ASSIGNED TASK: Could you retype all of the entries exactly, without their pictures?

LISTED ENTRIES:
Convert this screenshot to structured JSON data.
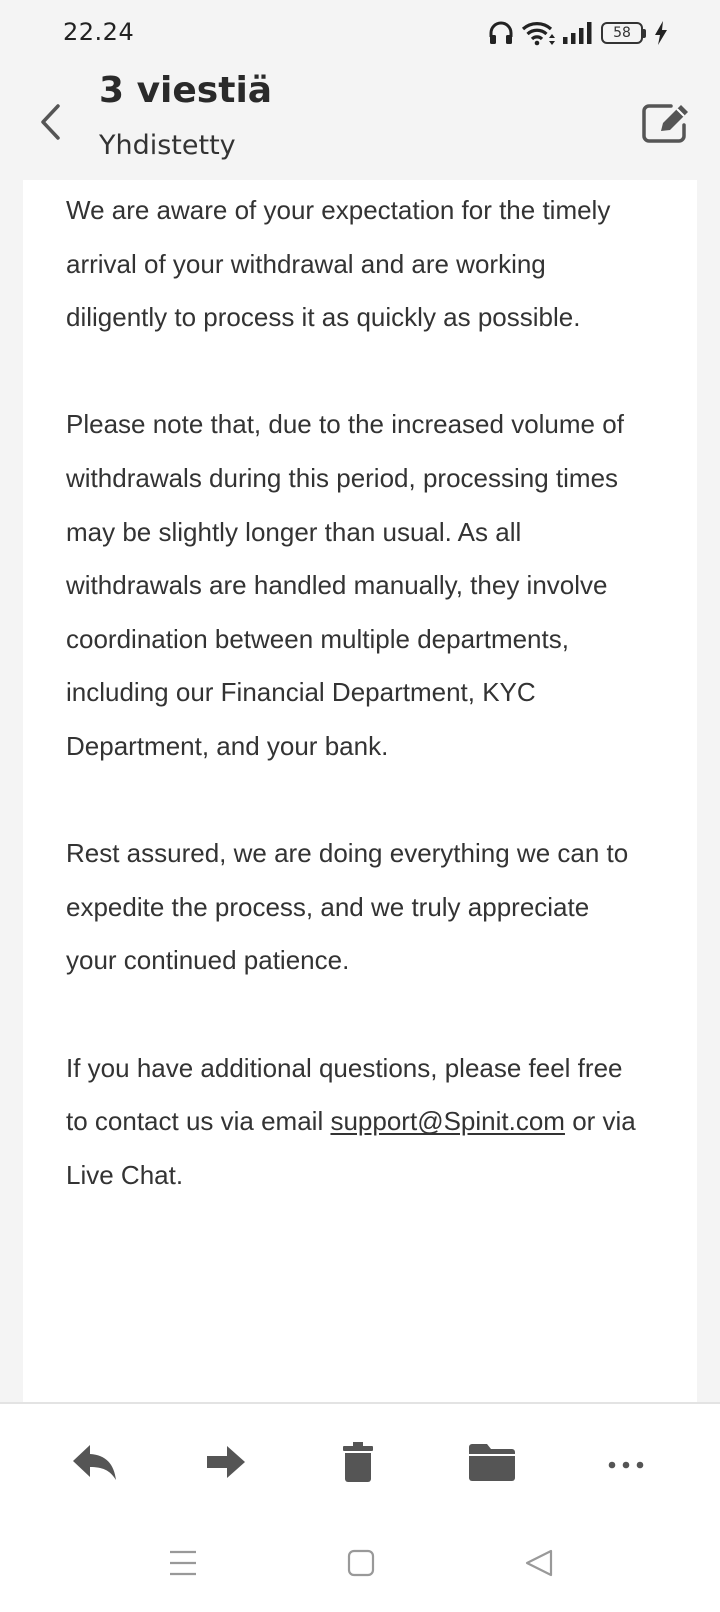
{
  "status_bar": {
    "time": "22.24",
    "battery": "58",
    "icons": [
      "headphones-icon",
      "wifi-icon",
      "signal-icon",
      "battery-icon",
      "charging-icon"
    ]
  },
  "header": {
    "title": "3 viestiä",
    "subtitle": "Yhdistetty",
    "back_icon": "chevron-left-icon",
    "compose_icon": "edit-icon"
  },
  "message": {
    "paragraphs": [
      "We are aware of your expectation for the timely arrival of your withdrawal and are working diligently to process it as quickly as possible.",
      "Please note that, due to the increased volume of withdrawals during this period, processing times may be slightly longer than usual.  As all withdrawals are handled manually, they involve coordination between multiple departments, including our Financial Department, KYC Department, and your bank.",
      "Rest assured, we are doing everything we can to expedite the process, and we truly appreciate your continued patience."
    ],
    "closing": {
      "before_link": "If you have additional questions, please feel free to contact us via email ",
      "link": "support@Spinit.com",
      "after_link": " or via Live Chat."
    }
  },
  "toolbar": {
    "actions": [
      "reply-icon",
      "forward-icon",
      "delete-icon",
      "folder-icon",
      "more-icon"
    ]
  },
  "nav_bar": {
    "buttons": [
      "menu-icon",
      "home-icon",
      "back-triangle-icon"
    ]
  },
  "colors": {
    "background": "#f4f4f4",
    "card": "#ffffff",
    "text": "#333333",
    "icon": "#555555"
  }
}
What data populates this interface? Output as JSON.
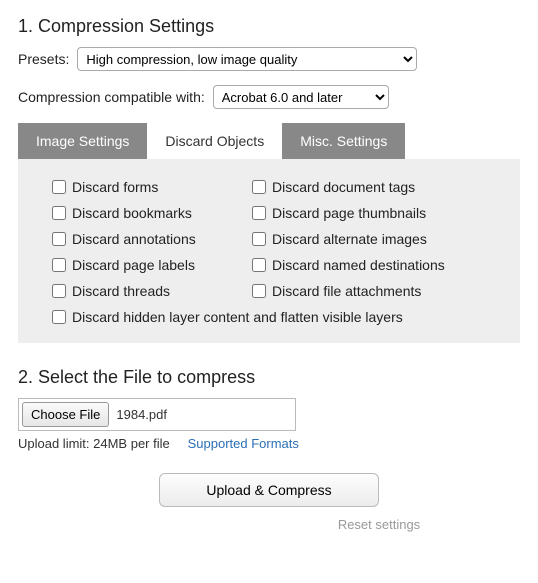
{
  "section1": {
    "title": "1. Compression Settings",
    "presets_label": "Presets:",
    "preset_value": "High compression, low image quality",
    "compat_label": "Compression compatible with:",
    "compat_value": "Acrobat 6.0 and later"
  },
  "tabs": {
    "image_settings": "Image Settings",
    "discard_objects": "Discard Objects",
    "misc_settings": "Misc. Settings"
  },
  "discard_opts": {
    "forms": "Discard forms",
    "doc_tags": "Discard document tags",
    "bookmarks": "Discard bookmarks",
    "thumbnails": "Discard page thumbnails",
    "annotations": "Discard annotations",
    "alt_images": "Discard alternate images",
    "page_labels": "Discard page labels",
    "named_dest": "Discard named destinations",
    "threads": "Discard threads",
    "attachments": "Discard file attachments",
    "hidden_layers": "Discard hidden layer content and flatten visible layers"
  },
  "section2": {
    "title": "2. Select the File to compress",
    "choose_label": "Choose File",
    "file_name": "1984.pdf",
    "limit_text": "Upload limit: 24MB per file",
    "supported_text": "Supported Formats"
  },
  "actions": {
    "upload_label": "Upload & Compress",
    "reset_label": "Reset settings"
  }
}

SOLUTION BELOW:
Convert this screenshot to structured JSON data.
{
  "status_bar": {
    "time": "22.24",
    "battery": "58",
    "icons": [
      "headphones-icon",
      "wifi-icon",
      "signal-icon",
      "battery-icon",
      "charging-icon"
    ]
  },
  "header": {
    "title": "3 viestiä",
    "subtitle": "Yhdistetty",
    "back_icon": "chevron-left-icon",
    "compose_icon": "edit-icon"
  },
  "message": {
    "paragraphs": [
      "We are aware of your expectation for the timely arrival of your withdrawal and are working diligently to process it as quickly as possible.",
      "Please note that, due to the increased volume of withdrawals during this period, processing times may be slightly longer than usual.  As all withdrawals are handled manually, they involve coordination between multiple departments, including our Financial Department, KYC Department, and your bank.",
      "Rest assured, we are doing everything we can to expedite the process, and we truly appreciate your continued patience."
    ],
    "closing": {
      "before_link": "If you have additional questions, please feel free to contact us via email ",
      "link": "support@Spinit.com",
      "after_link": " or via Live Chat."
    }
  },
  "toolbar": {
    "actions": [
      "reply-icon",
      "forward-icon",
      "delete-icon",
      "folder-icon",
      "more-icon"
    ]
  },
  "nav_bar": {
    "buttons": [
      "menu-icon",
      "home-icon",
      "back-triangle-icon"
    ]
  },
  "colors": {
    "background": "#f4f4f4",
    "card": "#ffffff",
    "text": "#333333",
    "icon": "#555555"
  }
}
What data populates this interface? Output as JSON.
{
  "section1": {
    "title": "1. Compression Settings",
    "presets_label": "Presets:",
    "preset_value": "High compression, low image quality",
    "compat_label": "Compression compatible with:",
    "compat_value": "Acrobat 6.0 and later"
  },
  "tabs": {
    "image_settings": "Image Settings",
    "discard_objects": "Discard Objects",
    "misc_settings": "Misc. Settings"
  },
  "discard_opts": {
    "forms": "Discard forms",
    "doc_tags": "Discard document tags",
    "bookmarks": "Discard bookmarks",
    "thumbnails": "Discard page thumbnails",
    "annotations": "Discard annotations",
    "alt_images": "Discard alternate images",
    "page_labels": "Discard page labels",
    "named_dest": "Discard named destinations",
    "threads": "Discard threads",
    "attachments": "Discard file attachments",
    "hidden_layers": "Discard hidden layer content and flatten visible layers"
  },
  "section2": {
    "title": "2. Select the File to compress",
    "choose_label": "Choose File",
    "file_name": "1984.pdf",
    "limit_text": "Upload limit: 24MB per file",
    "supported_text": "Supported Formats"
  },
  "actions": {
    "upload_label": "Upload & Compress",
    "reset_label": "Reset settings"
  }
}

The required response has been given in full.